Water Journal : Water Journal April 2011
conference reviews regular features 80 APRIL 2011 water feed salty water through a reversed RO membrane. The trick is to economically recycle compound X from the 'draw solution', leaving the fresh water as product. There are many possible compound Xs. The most studied has been ammonium bicarbonate, which can be decomposed by heat into the gases, which can then be recombined into the draw solution. However, there are practical problems. A list of 500 possibles has been filtered down to 13 for further investigation and organics, thermolytics and magnetics are being investigated. In concluding her address, Dr Childress acknowledged that it was unlikely that either technology could be applied in the same way as SWRO. However, both offer potential as hybrid systems. An example in reclamation of wastewater would be FO rather than microfiltration (MF) in a redesigned bioreactor as a pretreatment for RO. She drew attention to a pilot plant that has been operating for over a month but, to date, has needed only one backwash a week. FO is also being investigated in Reno for concentration of sludge dewatering centrate. Reconcentration of RO reject brine in inland sites where Zero Liquid Discharge is desirable is another possible application. Wherever scaling is a possibility, FO may be a better choice than MD. Commercial applications of forward osmosis are being pursued by Osmem, which has recently taken over Hydration Technology Innovations. Another in the field is Oasys, which is a spin-off from a Yale University research team, with innovative membranes. Professor Tony Fane is also working on FO-based systems in Singapore. In her second presentation on day two of the conference, Dr Childress introduced the audience to a very old concept, the idea of producing power from where the river meets the ocean. The theoretical difference in osmotic pressure is equivalent to a 225m waterfall (the opposite of the high pressure pump needed for SWRO). Could this be economically harvested by using RO in reverse, she asked. The system is called Pressure Retarded RO. However, between theory and practice there are numerous snags, not the least being concentration polarisation. After optimisation by mathematical modelling, they built a small plant, which on her photo seemed to be half the size of a container. It produced only enough power to boil up a cup of coffee, but caused frenzy in the media. However, a Norwegian company, Statkraft, is taking up the considerable challenge, which will necessitate the development of a tailored membrane.

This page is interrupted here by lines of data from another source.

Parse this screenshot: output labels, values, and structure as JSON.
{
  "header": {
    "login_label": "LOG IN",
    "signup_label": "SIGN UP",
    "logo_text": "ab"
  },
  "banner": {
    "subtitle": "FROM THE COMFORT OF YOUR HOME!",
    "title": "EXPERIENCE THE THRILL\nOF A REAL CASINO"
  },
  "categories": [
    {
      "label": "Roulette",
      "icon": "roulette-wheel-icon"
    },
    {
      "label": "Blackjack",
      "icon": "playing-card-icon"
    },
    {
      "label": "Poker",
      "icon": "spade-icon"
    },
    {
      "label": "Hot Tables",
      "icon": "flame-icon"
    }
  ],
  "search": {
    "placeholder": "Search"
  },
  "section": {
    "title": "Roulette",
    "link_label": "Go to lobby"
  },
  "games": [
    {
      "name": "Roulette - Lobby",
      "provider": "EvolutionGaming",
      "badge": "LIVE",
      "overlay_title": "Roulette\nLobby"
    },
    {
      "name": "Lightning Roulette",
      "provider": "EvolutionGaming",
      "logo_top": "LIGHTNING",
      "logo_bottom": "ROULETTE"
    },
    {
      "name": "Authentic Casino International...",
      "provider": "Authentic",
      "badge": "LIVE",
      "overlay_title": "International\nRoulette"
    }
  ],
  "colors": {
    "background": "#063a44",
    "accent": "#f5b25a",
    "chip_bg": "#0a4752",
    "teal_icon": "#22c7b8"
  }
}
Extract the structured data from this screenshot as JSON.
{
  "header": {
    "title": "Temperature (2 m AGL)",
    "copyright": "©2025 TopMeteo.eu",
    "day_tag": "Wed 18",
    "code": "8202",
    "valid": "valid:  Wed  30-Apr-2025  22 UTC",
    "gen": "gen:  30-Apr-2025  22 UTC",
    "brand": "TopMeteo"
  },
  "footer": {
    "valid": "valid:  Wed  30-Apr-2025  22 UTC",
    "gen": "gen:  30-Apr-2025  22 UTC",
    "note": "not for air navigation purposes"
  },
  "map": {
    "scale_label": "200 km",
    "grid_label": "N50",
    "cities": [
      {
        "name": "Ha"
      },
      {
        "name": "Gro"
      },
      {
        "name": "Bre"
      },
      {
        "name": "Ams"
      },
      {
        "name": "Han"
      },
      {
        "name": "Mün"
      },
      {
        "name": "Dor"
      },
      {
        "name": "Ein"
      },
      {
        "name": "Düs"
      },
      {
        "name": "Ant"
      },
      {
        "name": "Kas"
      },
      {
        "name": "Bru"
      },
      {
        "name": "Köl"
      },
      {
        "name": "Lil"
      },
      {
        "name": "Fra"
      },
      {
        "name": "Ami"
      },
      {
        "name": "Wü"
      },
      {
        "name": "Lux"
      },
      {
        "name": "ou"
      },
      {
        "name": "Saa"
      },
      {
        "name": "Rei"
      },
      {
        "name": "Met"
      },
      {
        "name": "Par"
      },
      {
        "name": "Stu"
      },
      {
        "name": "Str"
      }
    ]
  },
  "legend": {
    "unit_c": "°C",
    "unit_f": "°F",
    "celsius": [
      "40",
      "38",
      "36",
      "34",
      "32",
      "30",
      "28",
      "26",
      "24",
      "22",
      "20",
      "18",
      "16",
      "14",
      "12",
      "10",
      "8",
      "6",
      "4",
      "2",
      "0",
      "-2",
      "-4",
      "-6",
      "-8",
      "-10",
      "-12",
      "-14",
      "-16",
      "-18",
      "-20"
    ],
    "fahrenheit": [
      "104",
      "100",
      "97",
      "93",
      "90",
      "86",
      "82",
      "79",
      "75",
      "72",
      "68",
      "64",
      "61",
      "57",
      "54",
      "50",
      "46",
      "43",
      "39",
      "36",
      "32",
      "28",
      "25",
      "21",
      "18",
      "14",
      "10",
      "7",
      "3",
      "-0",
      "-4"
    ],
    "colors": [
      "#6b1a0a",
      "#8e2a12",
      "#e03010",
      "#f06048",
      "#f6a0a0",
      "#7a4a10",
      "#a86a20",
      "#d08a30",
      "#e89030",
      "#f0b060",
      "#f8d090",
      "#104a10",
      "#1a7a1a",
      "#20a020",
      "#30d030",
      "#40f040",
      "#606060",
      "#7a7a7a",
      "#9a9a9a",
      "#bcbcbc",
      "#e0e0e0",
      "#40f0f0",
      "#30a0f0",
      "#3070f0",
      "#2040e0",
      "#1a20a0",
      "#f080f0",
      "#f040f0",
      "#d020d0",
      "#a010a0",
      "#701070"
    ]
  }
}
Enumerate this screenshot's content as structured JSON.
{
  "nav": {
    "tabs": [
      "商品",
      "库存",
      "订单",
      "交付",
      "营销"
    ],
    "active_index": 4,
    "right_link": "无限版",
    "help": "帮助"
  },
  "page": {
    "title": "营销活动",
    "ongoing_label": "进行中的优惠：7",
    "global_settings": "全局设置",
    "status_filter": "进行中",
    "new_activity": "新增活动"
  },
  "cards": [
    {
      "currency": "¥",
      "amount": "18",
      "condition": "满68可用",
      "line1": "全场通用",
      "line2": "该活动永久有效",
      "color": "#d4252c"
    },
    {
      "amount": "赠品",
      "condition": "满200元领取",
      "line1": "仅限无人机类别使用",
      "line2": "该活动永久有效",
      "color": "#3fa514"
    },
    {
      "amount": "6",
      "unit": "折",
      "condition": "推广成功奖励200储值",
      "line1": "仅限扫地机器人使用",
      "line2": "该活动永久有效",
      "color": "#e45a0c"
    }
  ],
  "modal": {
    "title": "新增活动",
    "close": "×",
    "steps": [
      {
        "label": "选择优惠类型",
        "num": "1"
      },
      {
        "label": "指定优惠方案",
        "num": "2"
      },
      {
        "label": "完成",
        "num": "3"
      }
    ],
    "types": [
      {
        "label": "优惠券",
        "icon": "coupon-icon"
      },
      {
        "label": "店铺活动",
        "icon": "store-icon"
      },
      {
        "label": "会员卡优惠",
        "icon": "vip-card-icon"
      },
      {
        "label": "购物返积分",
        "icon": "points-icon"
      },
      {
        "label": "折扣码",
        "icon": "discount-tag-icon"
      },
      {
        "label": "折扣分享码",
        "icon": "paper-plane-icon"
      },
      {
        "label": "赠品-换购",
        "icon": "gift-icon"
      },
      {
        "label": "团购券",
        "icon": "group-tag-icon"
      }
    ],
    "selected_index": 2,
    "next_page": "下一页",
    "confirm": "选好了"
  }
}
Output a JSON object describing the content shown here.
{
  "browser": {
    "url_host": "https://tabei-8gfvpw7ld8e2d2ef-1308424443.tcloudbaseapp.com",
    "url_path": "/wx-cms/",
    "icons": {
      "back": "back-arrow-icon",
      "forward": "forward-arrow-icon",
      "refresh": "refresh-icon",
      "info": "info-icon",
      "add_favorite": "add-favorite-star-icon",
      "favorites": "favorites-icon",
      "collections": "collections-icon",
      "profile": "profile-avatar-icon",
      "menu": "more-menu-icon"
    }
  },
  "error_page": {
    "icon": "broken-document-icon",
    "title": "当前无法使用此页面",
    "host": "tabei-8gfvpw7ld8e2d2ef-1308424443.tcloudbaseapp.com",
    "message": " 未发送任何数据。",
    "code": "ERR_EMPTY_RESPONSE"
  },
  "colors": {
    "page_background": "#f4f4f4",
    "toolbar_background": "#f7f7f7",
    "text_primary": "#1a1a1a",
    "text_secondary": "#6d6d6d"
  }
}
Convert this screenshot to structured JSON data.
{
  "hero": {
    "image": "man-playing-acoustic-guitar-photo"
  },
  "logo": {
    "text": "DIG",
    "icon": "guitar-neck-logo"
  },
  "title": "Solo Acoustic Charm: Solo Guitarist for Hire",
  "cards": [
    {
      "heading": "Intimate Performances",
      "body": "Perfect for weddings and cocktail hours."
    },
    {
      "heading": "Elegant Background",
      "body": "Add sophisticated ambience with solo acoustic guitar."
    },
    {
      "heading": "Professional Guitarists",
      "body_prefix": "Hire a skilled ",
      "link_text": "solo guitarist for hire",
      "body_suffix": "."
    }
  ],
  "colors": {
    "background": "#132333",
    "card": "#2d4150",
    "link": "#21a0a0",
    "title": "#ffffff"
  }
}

Emerging Trends and Technologies The second keynote presenter was Professor Gary Amy, Director of the Water Desalination Research Centre at the King Abdullah University of Science and Technology, Saudi Arabia, after being Professor of Water Supply Engineering at the UNESCO Institute in Delft. The title of his address neatly outlined the content: Emerging Trends and Emerging Technologies for Using Seawater and Wastewater to Produce Water that is Drinkable. He provided an overview of recent advances, drawing particular attention to the technologies previously discussed by Dr Childress. He also noted the increasing interest in direct potable re-use, though expressing a preference for indirect potable re-use, an easier option to "sell" to communities, especially those in the Middle East where cultural beliefs will influence acceptance. He alluded to his interest in soil aquifer treatment (SAT), a dimension of managed aquifer recovery where the soil is used as an environmental buffer capable of adsorbing chemical contaminants and microbial species. In his second address Professor Amy expanded on the nature of soil aquifer treatment and its application. He outlined the amount of work that has gone on in Europe and Australia in the EURECLAIM project as well as in other institutes, particularly in Israel. He argued that well-designed and maintained SAT can practically eliminate all pharmaceuticals, with the exception of the anti-epileptic carbamazepine, and can remove proteinaceous material, thus reducing bio-fouling of membranes. Professor Amy expressed ambivalence about the groundwater recharge and recovery process used at Water Factory 21, Orange County. In his opinion it would be better to inject the partially treated effluent into the aquifer, recover it by more distant tube-wells and then apply RO and disinfection before delivering it for potable use. He backed up this assertion by referring to the use of bank- and dune-filtration, practiced for over 50 years for the huge cities on the Rhine, which would once have been one of the most industrially polluted rivers in the world. In such systems, 5-log removal of micro-organisms is typical and there has been little problem with trace chemicals. In much the same vein, he recommended natural systems for pre-treatment of seawater, by ignoring open intakes in favour of beach wells or even sea-bed infiltration. Work has shown that the concentration of biopolymers is drastically reduced by even a few metres of suitable soil. For energy minimisation Professor Amy applauded the system being used in London, where the intake is from a tidal estuary and timed to make the most use of the outgoing tide where river PHOTO: NEIL PALMER PHOTO: NEIL PALMER First keynote speaker Professor Amy Childress. Second keynote speaker Professor Gary Amy.
Water Journal March 2011
Water Journal May 2011